+++ INFORMATION +++
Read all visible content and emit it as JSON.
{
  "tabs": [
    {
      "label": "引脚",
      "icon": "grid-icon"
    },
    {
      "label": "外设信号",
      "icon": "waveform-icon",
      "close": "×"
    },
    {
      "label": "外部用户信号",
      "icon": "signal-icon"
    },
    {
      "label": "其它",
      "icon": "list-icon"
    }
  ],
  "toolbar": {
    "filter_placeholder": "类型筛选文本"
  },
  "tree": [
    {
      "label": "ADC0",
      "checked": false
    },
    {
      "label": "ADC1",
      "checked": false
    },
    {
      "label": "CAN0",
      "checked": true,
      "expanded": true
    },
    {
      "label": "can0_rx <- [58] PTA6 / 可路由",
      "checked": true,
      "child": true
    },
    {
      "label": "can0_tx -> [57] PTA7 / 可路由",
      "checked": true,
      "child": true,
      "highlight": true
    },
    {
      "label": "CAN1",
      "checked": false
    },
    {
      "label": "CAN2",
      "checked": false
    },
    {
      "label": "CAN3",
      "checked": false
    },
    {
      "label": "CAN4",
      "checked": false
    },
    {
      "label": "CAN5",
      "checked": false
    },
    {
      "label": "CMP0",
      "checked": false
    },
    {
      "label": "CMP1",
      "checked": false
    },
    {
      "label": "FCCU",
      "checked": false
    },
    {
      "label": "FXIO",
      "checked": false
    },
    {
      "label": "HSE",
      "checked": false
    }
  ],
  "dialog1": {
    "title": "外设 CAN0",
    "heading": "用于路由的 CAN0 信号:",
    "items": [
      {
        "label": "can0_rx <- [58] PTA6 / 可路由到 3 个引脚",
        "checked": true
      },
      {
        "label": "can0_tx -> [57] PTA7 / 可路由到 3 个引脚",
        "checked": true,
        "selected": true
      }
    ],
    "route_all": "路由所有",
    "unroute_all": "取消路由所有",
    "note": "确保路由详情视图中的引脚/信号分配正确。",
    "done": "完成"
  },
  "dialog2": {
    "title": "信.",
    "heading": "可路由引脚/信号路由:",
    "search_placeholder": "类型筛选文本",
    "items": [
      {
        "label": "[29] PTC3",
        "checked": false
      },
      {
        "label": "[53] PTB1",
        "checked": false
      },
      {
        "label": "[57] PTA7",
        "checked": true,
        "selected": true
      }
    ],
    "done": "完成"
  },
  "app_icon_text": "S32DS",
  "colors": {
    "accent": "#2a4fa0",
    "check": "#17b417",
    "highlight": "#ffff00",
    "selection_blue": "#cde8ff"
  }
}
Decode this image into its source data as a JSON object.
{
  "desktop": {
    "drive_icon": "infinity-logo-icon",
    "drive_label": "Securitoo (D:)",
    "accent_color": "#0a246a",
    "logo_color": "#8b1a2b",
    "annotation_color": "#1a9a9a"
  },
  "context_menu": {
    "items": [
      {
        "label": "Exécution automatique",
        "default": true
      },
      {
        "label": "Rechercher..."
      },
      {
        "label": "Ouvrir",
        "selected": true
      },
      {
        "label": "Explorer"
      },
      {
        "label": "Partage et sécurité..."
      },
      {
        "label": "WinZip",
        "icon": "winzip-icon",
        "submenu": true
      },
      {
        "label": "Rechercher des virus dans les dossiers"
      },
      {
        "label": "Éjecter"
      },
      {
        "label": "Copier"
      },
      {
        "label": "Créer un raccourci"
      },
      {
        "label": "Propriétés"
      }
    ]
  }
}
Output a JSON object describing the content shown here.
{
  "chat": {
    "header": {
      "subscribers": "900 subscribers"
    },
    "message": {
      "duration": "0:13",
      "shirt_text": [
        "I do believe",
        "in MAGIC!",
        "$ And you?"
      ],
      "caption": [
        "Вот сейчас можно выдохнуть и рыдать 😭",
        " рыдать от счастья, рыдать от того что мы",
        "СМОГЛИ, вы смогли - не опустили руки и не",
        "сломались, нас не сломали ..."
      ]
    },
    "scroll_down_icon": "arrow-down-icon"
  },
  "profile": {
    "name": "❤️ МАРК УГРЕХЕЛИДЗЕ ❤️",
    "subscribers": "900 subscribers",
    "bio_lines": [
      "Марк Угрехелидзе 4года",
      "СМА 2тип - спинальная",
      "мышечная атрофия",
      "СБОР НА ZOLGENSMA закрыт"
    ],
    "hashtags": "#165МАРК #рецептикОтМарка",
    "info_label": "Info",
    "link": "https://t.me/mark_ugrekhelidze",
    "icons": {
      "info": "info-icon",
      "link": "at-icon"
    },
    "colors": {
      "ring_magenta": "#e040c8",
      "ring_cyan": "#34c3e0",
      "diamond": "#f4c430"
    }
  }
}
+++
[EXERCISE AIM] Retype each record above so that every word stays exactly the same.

[EXERCISE OUTPUT]
Read all visible content and emit it as JSON.
{
  "tabs": [
    {
      "label": "引脚",
      "icon": "grid-icon"
    },
    {
      "label": "外设信号",
      "icon": "waveform-icon",
      "close": "×"
    },
    {
      "label": "外部用户信号",
      "icon": "signal-icon"
    },
    {
      "label": "其它",
      "icon": "list-icon"
    }
  ],
  "toolbar": {
    "filter_placeholder": "类型筛选文本"
  },
  "tree": [
    {
      "label": "ADC0",
      "checked": false
    },
    {
      "label": "ADC1",
      "checked": false
    },
    {
      "label": "CAN0",
      "checked": true,
      "expanded": true
    },
    {
      "label": "can0_rx <- [58] PTA6 / 可路由",
      "checked": true,
      "child": true
    },
    {
      "label": "can0_tx -> [57] PTA7 / 可路由",
      "checked": true,
      "child": true,
      "highlight": true
    },
    {
      "label": "CAN1",
      "checked": false
    },
    {
      "label": "CAN2",
      "checked": false
    },
    {
      "label": "CAN3",
      "checked": false
    },
    {
      "label": "CAN4",
      "checked": false
    },
    {
      "label": "CAN5",
      "checked": false
    },
    {
      "label": "CMP0",
      "checked": false
    },
    {
      "label": "CMP1",
      "checked": false
    },
    {
      "label": "FCCU",
      "checked": false
    },
    {
      "label": "FXIO",
      "checked": false
    },
    {
      "label": "HSE",
      "checked": false
    }
  ],
  "dialog1": {
    "title": "外设 CAN0",
    "heading": "用于路由的 CAN0 信号:",
    "items": [
      {
        "label": "can0_rx <- [58] PTA6 / 可路由到 3 个引脚",
        "checked": true
      },
      {
        "label": "can0_tx -> [57] PTA7 / 可路由到 3 个引脚",
        "checked": true,
        "selected": true
      }
    ],
    "route_all": "路由所有",
    "unroute_all": "取消路由所有",
    "note": "确保路由详情视图中的引脚/信号分配正确。",
    "done": "完成"
  },
  "dialog2": {
    "title": "信.",
    "heading": "可路由引脚/信号路由:",
    "search_placeholder": "类型筛选文本",
    "items": [
      {
        "label": "[29] PTC3",
        "checked": false
      },
      {
        "label": "[53] PTB1",
        "checked": false
      },
      {
        "label": "[57] PTA7",
        "checked": true,
        "selected": true
      }
    ],
    "done": "完成"
  },
  "app_icon_text": "S32DS",
  "colors": {
    "accent": "#2a4fa0",
    "check": "#17b417",
    "highlight": "#ffff00",
    "selection_blue": "#cde8ff"
  }
}
Decode this image into its source data as a JSON object.
{
  "desktop": {
    "drive_icon": "infinity-logo-icon",
    "drive_label": "Securitoo (D:)",
    "accent_color": "#0a246a",
    "logo_color": "#8b1a2b",
    "annotation_color": "#1a9a9a"
  },
  "context_menu": {
    "items": [
      {
        "label": "Exécution automatique",
        "default": true
      },
      {
        "label": "Rechercher..."
      },
      {
        "label": "Ouvrir",
        "selected": true
      },
      {
        "label": "Explorer"
      },
      {
        "label": "Partage et sécurité..."
      },
      {
        "label": "WinZip",
        "icon": "winzip-icon",
        "submenu": true
      },
      {
        "label": "Rechercher des virus dans les dossiers"
      },
      {
        "label": "Éjecter"
      },
      {
        "label": "Copier"
      },
      {
        "label": "Créer un raccourci"
      },
      {
        "label": "Propriétés"
      }
    ]
  }
}
Output a JSON object describing the content shown here.
{
  "chat": {
    "header": {
      "subscribers": "900 subscribers"
    },
    "message": {
      "duration": "0:13",
      "shirt_text": [
        "I do believe",
        "in MAGIC!",
        "$ And you?"
      ],
      "caption": [
        "Вот сейчас можно выдохнуть и рыдать 😭",
        " рыдать от счастья, рыдать от того что мы",
        "СМОГЛИ, вы смогли - не опустили руки и не",
        "сломались, нас не сломали ..."
      ]
    },
    "scroll_down_icon": "arrow-down-icon"
  },
  "profile": {
    "name": "❤️ МАРК УГРЕХЕЛИДЗЕ ❤️",
    "subscribers": "900 subscribers",
    "bio_lines": [
      "Марк Угрехелидзе 4года",
      "СМА 2тип - спинальная",
      "мышечная атрофия",
      "СБОР НА ZOLGENSMA закрыт"
    ],
    "hashtags": "#165МАРК #рецептикОтМарка",
    "info_label": "Info",
    "link": "https://t.me/mark_ugrekhelidze",
    "icons": {
      "info": "info-icon",
      "link": "at-icon"
    },
    "colors": {
      "ring_magenta": "#e040c8",
      "ring_cyan": "#34c3e0",
      "diamond": "#f4c430"
    }
  }
}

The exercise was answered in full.